The Mirado pencil is one of those iconic Yellow No. 2’s that have been around forever. It was originally manufactured, some time in the early 20th century, by the Eagle Pencil Company in New Jersey. They gave it the name “Mikado”, which means “Emporer” in Japan. Then in 1941, Japan suddenly became a little bit un-cool in the eyes of Americans for some mysterious reason, and Eagle re-named their pencil the Mirado. Since then it’s been produced in numerous variations and even released in locally-produced flavors around the world, but some form or another of the Mikado/Mirado pencil has been made for over 100 years.
While the existence of the Mirado may seem to be a reliable fact of life, the only constant in the universe is change. It almost goes without saying that the Mirado is no longer made in New Jersey. It’s no longer even made in the U.S. — current U.S.-market Mirado pencils are produced in Mexico. Over the course of the past century, Eagle was gobbled up by Berol, who was gobbled up by Paper Mate of the Sanford-Newell-Rubbermade cartel. Their U.S. pencil factory shut down, product lines were consolidated, and production was moved south. However, the Mirado is a survivor that has weathered the storm of the ever-changing corporate seas: while numerous other pencils have fallen under Paper Mate’s axe, the iconic Mirado is still being produced.
Happy late May Day, comrades. I hope you’re recovering well from a successful day of instigating glorious proletarian revolution. Anyway, today I popped in to that bastion of the working class, Goodwill, and found some cool stuff during my mid-day break from bourgeois exploitation. (Just kidding. I work for the government, and I oppress the bourgeoisie on a daily basis; or at least they seem to think I do).

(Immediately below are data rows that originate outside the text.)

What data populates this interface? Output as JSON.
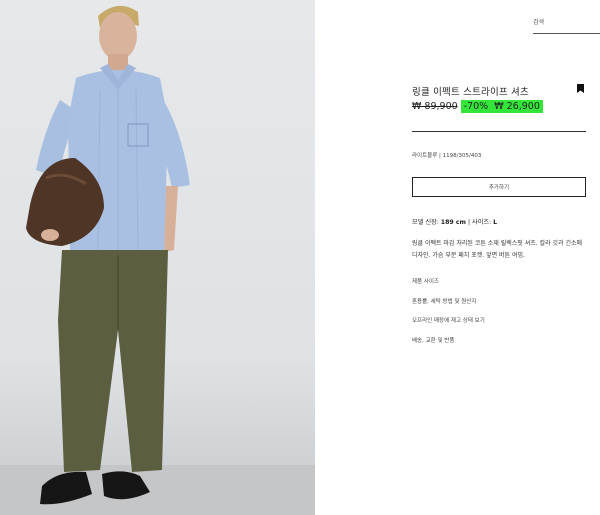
{
  "header": {
    "search_label": "검색"
  },
  "product": {
    "name": "링클 이펙트 스트라이프 셔츠",
    "old_price": "₩ 89,900",
    "discount": "-70%",
    "new_price": "₩ 26,900",
    "color_ref": "라이트블루 | 1198/305/403",
    "add_button": "추가하기",
    "model_info_prefix": "모델 신장: ",
    "model_height": "189 cm",
    "model_size_prefix": " | 사이즈: ",
    "model_size": "L",
    "description": "링클 이펙트 마감 처리된 코튼 소재 릴렉스핏 셔츠. 칼라 깃과 긴소매 디자인. 가슴 부분 패치 포켓. 앞면 버튼 여밈."
  },
  "links": [
    "제품 사이즈",
    "혼용률, 세탁 방법 및 원산지",
    "오프라인 매장에 재고 상태 보기",
    "배송, 교환 및 반품"
  ],
  "colors": {
    "discount_bg": "#34e63a",
    "shirt": "#a9c0e2",
    "trousers": "#5b5e3f"
  },
  "icons": {
    "bookmark": "bookmark-icon"
  }
}
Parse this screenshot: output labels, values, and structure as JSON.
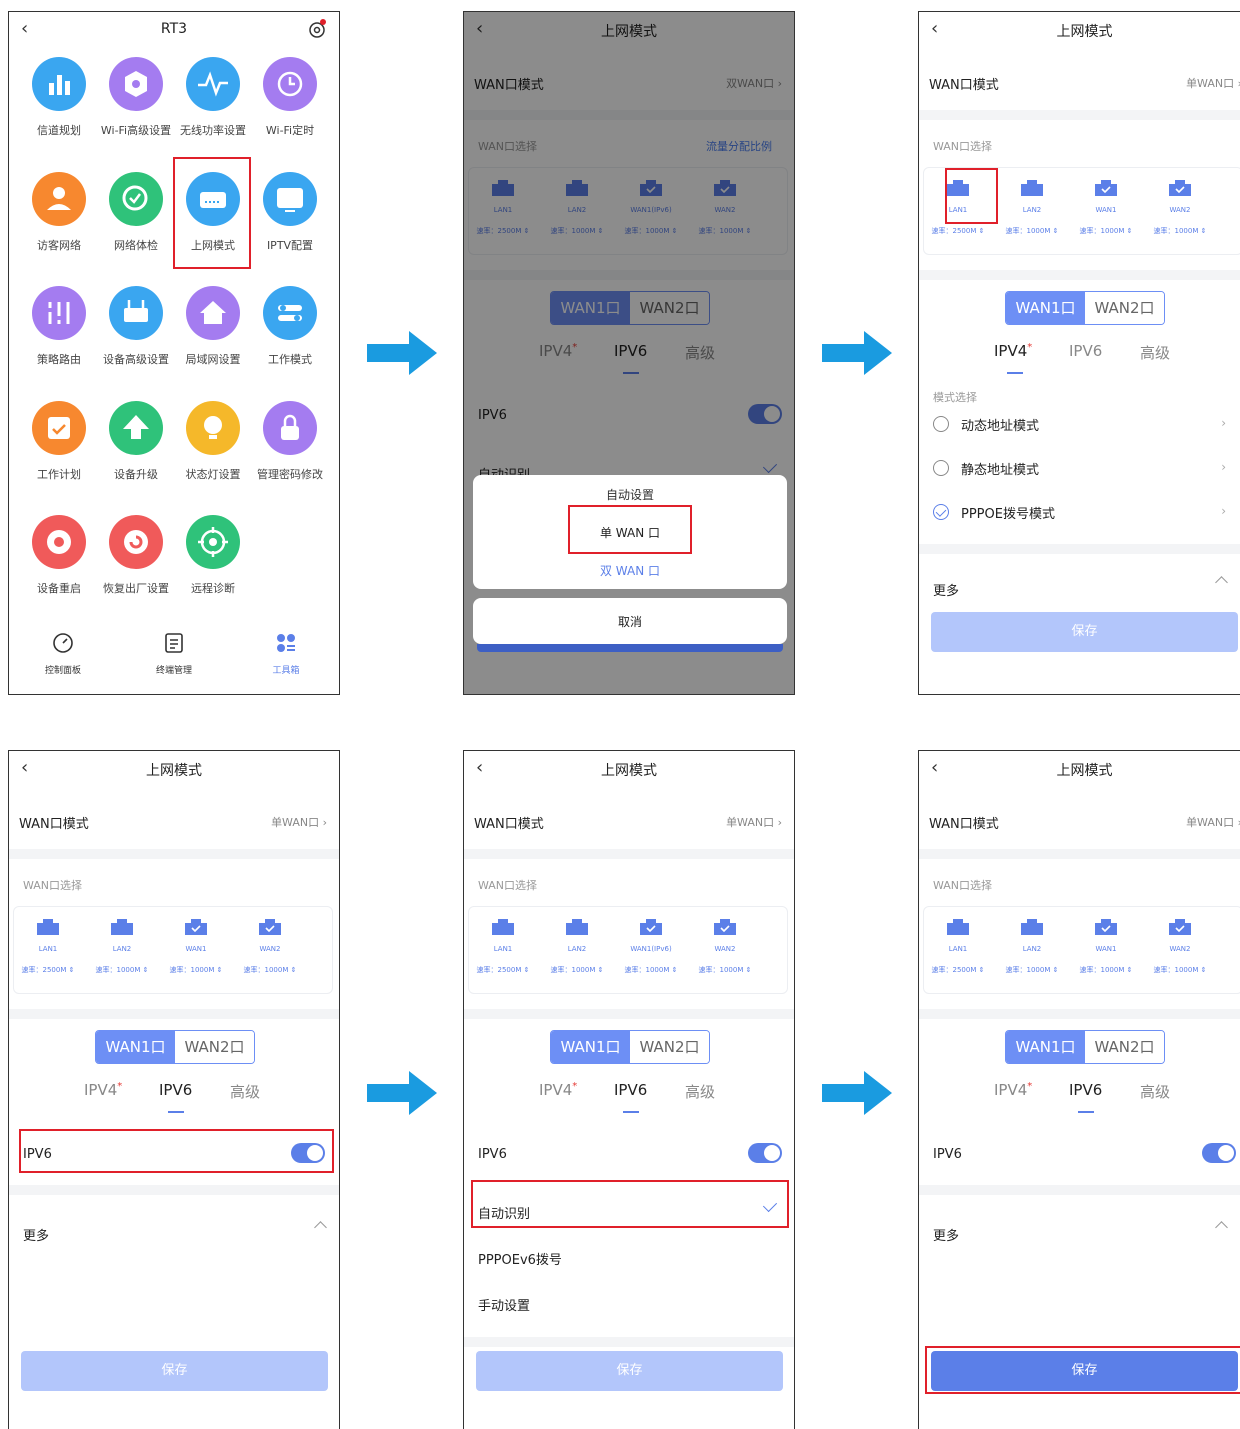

The Mirado Classic pencils are noteworthy because they are of mid/late-2000s vintage. Of course the Mirado Classic is still produced today, but the model pictured above was made in the USA, out of cedar. Production has since moved to Mexico, and more recently cedar was dropped in favor of a different species of wood for the Mirado Classic (or, at least, it’s no longer the only species of wood). I think it would be fun to use one of these for a throwback review, and/or do a comparison review of the circa-2019 Mirado Classic, the current Black Warrior, and the old USA Mirado pencils.